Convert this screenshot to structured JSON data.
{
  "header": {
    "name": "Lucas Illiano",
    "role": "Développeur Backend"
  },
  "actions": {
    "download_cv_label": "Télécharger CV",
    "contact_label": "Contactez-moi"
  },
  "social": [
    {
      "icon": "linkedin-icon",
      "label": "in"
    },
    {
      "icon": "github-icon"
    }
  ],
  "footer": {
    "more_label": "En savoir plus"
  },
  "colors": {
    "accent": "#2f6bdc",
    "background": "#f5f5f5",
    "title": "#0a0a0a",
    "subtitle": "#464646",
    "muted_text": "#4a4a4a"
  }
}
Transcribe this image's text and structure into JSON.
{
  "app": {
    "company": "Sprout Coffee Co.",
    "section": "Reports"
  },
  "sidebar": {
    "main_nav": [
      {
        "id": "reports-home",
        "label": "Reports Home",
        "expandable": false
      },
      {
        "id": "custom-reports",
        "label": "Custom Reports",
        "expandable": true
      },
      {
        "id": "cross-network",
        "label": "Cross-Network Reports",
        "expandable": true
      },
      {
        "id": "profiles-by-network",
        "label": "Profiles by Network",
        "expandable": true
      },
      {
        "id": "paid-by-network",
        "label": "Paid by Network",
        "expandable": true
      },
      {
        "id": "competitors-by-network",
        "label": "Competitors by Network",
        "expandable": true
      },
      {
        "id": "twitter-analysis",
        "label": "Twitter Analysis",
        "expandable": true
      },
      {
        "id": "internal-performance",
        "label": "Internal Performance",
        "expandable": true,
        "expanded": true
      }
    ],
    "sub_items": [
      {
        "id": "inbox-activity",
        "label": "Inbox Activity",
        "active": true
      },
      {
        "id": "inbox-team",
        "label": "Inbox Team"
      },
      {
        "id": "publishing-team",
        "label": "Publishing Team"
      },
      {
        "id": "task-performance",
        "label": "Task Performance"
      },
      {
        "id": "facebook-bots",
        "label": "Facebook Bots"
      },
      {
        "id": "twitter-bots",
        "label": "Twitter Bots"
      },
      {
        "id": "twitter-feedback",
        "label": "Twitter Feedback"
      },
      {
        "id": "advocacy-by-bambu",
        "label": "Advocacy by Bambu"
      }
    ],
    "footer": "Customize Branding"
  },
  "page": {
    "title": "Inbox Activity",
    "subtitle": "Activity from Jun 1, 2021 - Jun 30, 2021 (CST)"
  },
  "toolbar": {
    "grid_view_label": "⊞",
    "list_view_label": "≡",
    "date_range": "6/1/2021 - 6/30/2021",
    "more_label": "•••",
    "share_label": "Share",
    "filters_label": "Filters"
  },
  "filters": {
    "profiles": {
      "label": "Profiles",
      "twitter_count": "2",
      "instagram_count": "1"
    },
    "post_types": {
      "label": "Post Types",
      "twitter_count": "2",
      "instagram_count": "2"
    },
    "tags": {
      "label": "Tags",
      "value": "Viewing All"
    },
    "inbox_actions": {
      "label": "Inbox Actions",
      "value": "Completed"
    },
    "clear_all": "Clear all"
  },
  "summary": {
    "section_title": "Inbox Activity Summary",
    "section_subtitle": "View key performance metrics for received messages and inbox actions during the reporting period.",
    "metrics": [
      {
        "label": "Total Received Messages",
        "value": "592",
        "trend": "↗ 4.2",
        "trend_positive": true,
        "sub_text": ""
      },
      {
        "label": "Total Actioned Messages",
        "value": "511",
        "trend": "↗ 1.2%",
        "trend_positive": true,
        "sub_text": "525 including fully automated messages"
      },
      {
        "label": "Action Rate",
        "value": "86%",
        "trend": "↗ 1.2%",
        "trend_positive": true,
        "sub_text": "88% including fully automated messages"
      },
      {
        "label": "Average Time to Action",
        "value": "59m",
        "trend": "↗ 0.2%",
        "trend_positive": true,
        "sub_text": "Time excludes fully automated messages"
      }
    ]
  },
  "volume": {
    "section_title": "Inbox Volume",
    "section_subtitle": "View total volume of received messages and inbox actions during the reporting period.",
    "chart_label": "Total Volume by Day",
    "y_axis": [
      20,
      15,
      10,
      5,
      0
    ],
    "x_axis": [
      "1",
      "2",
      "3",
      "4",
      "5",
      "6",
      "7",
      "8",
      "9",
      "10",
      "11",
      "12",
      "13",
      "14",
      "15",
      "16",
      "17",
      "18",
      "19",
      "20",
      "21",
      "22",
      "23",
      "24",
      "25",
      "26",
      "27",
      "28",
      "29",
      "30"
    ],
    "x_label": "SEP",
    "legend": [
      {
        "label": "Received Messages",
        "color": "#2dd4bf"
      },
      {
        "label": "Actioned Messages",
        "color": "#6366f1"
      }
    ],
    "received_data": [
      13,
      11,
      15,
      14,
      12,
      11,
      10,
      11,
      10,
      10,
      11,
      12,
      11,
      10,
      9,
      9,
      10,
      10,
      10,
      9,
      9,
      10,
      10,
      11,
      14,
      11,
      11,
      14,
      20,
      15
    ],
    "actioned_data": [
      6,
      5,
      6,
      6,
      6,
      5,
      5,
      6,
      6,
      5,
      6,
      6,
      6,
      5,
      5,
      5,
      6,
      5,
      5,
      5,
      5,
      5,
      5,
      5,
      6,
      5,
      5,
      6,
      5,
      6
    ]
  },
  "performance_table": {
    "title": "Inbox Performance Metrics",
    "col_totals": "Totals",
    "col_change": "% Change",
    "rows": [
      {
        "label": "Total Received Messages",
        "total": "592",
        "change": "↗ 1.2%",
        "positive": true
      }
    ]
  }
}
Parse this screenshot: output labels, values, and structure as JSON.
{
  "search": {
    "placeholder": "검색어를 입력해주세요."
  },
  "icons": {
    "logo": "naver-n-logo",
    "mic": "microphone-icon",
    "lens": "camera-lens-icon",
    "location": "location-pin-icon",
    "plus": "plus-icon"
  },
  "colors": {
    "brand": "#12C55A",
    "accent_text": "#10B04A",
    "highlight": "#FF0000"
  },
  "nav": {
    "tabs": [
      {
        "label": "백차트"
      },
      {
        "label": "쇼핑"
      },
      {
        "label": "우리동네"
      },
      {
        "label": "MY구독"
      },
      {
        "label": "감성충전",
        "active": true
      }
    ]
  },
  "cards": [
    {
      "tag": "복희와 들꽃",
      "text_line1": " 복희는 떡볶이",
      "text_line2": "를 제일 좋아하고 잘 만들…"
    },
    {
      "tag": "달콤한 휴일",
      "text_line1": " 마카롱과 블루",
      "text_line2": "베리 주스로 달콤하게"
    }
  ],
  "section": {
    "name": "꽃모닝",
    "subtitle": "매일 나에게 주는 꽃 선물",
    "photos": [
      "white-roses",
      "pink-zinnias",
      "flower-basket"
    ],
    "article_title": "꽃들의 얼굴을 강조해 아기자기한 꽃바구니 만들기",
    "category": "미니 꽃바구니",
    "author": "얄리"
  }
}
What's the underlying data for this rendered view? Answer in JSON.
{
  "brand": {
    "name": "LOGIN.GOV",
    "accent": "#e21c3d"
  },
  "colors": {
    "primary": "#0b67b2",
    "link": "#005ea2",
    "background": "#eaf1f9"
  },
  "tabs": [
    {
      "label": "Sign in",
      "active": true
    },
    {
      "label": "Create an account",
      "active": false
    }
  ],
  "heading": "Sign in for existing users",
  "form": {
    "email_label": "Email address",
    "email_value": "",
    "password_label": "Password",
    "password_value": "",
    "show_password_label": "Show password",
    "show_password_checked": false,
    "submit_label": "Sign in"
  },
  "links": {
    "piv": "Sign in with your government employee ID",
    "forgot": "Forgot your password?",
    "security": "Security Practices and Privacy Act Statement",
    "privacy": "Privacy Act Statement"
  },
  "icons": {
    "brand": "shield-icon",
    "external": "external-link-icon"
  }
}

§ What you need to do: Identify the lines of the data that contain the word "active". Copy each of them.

§ Solution below:
        "active": true
        "active": true
      "active": true
      "active": false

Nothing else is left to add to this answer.